Apparently, Dodge Ram trucks have flimsy dashboards. It is said that their dashboards are constructed using materials that do not even last after some years or so. It may not be as significant a deal as an oil-smudged engine but still, a damaged and exposed dashboard, particularly its sharp edges, is a concern. And the problem seems to expand from day-to-day use: a small crack on the passenger side can develop to cracks across the windshield all the way to the airbag panel, consequently tearing the entire dashboard in half. The best way to solve this problem is to have a topnotch aftermarket dashboard cover installed upon first sight of damage. Replacing it with another dashboard is not recommended since Dodge has yet to use upgraded materials in crafting their dashboards, so a Dodge dashboard replacement may just crack again after some time.

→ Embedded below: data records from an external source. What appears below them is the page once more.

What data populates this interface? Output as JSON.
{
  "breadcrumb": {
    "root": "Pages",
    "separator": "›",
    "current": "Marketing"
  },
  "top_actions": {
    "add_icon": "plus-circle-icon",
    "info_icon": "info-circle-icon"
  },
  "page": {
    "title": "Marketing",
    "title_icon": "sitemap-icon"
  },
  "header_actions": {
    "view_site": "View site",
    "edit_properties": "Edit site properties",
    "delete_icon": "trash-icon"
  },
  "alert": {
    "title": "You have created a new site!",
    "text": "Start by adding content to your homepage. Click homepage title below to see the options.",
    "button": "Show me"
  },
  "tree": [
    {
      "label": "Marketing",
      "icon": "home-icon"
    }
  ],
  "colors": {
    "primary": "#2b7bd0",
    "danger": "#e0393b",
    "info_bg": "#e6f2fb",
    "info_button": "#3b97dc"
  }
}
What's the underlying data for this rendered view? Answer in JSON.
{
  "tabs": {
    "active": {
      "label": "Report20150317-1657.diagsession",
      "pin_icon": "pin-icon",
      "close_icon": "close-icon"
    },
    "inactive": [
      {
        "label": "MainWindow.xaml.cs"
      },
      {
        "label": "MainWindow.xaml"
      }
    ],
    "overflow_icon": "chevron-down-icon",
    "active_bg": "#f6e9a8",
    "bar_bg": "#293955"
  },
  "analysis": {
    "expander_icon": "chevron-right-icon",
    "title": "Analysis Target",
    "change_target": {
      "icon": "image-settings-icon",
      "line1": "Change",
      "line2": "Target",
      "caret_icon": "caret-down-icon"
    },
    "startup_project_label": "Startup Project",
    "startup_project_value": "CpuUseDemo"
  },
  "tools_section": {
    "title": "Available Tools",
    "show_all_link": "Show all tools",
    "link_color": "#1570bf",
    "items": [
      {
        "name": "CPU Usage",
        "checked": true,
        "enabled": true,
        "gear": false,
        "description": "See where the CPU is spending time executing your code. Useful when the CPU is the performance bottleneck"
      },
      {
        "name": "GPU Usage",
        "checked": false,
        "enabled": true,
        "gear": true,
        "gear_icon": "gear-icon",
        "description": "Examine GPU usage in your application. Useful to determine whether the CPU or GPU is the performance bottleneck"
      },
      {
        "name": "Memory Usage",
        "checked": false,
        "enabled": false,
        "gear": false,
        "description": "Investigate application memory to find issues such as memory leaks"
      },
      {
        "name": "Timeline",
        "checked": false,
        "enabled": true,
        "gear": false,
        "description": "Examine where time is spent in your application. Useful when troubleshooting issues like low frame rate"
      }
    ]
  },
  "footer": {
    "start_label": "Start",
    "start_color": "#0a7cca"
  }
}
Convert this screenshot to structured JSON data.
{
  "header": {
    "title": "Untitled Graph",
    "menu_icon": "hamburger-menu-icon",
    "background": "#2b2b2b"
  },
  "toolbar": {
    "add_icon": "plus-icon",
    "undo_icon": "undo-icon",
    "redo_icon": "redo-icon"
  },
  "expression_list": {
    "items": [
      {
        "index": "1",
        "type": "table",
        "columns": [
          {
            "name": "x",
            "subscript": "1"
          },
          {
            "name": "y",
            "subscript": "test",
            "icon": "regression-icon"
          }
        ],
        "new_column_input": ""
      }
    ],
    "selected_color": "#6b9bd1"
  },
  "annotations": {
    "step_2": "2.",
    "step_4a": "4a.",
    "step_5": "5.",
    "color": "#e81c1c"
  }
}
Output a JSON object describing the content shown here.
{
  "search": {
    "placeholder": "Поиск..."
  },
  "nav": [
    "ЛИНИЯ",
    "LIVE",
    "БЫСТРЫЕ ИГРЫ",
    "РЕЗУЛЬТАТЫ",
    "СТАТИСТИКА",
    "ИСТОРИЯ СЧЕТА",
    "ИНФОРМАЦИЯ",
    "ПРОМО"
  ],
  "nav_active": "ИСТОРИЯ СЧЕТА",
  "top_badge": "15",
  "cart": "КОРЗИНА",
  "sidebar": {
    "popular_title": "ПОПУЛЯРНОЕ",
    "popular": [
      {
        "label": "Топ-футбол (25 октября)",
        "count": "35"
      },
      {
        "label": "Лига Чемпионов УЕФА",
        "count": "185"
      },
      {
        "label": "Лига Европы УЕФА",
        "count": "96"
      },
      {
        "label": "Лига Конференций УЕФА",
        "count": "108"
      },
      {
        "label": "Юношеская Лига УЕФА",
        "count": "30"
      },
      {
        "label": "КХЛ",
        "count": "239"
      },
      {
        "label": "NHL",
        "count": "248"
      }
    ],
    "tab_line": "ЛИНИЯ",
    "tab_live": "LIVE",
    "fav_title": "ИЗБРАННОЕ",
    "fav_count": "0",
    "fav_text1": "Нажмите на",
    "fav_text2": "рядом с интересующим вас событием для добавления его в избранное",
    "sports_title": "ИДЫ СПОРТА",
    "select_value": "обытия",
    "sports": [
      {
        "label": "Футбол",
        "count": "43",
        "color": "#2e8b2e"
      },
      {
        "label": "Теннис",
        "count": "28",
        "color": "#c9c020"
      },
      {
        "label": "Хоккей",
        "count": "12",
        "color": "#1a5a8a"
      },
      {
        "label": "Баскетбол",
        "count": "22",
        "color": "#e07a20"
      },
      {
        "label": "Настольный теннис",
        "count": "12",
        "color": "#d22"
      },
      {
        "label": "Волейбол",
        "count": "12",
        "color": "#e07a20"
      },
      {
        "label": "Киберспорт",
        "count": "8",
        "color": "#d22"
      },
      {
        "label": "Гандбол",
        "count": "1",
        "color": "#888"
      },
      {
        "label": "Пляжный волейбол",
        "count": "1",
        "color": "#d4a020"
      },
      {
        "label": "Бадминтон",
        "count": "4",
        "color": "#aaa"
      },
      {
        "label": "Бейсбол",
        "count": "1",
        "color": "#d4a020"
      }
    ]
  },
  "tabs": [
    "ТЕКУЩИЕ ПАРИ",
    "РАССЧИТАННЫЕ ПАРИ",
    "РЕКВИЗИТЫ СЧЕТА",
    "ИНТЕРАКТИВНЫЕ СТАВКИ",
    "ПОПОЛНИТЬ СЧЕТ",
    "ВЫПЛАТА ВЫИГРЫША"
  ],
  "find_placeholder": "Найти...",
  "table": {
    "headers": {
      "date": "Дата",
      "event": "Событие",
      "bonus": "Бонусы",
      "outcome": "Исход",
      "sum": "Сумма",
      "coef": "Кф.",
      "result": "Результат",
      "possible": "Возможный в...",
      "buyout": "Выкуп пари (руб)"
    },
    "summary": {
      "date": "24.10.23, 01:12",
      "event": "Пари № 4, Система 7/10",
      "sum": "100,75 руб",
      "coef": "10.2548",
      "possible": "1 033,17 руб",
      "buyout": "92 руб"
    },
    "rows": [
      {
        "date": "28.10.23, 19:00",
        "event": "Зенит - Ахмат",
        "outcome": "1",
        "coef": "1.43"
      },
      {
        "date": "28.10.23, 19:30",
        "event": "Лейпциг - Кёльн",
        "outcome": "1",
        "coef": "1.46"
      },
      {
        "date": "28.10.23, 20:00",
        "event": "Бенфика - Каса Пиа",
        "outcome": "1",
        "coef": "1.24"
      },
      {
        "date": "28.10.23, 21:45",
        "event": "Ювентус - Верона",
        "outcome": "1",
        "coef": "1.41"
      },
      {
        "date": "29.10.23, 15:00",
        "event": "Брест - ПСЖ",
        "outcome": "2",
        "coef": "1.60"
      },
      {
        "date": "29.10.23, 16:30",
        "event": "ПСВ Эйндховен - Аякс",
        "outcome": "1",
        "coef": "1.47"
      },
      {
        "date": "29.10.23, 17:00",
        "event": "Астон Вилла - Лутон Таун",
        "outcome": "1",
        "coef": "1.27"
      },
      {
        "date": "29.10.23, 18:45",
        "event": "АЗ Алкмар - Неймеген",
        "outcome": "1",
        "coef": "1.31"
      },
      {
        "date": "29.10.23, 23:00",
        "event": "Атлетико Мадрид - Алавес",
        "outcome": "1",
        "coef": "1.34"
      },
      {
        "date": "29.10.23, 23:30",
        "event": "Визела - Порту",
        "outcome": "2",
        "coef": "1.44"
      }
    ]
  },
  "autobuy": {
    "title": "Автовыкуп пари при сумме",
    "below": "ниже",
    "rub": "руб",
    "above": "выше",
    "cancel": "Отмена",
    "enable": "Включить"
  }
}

Perhaps the most dreaded message a Dodge owner (particularly a Durango driver) can come across is "NO BUS." This memo flashing on the odometer can mean serious business: either your car computer has become faulty or it has already died down on you. When your Dodge's Powertrain Control Module, abbreviated PCM, is not able to carry out its task, which is to control and communicate with your car's electrical systems, this can cause your Dodge to suddenly stop, stall out, lose its power, and break down. It is a safety risk, especially if your car goes dead in the middle of the highway and a speeding car is right behind you. Despite the problem pointing to computer failure-usually, the PCM's circuit board gets hot then warps, causing a circuit to be broken-it does not necessarily mean that it is always the computer's fault. It can actually be an indication of a loose fuse, a crank shaft sensor shorting, or a bad connection. So before taking your car to a shop or the dealer for a replacement PCM, try to have the basics (i.e., fuse, etc.) checked first.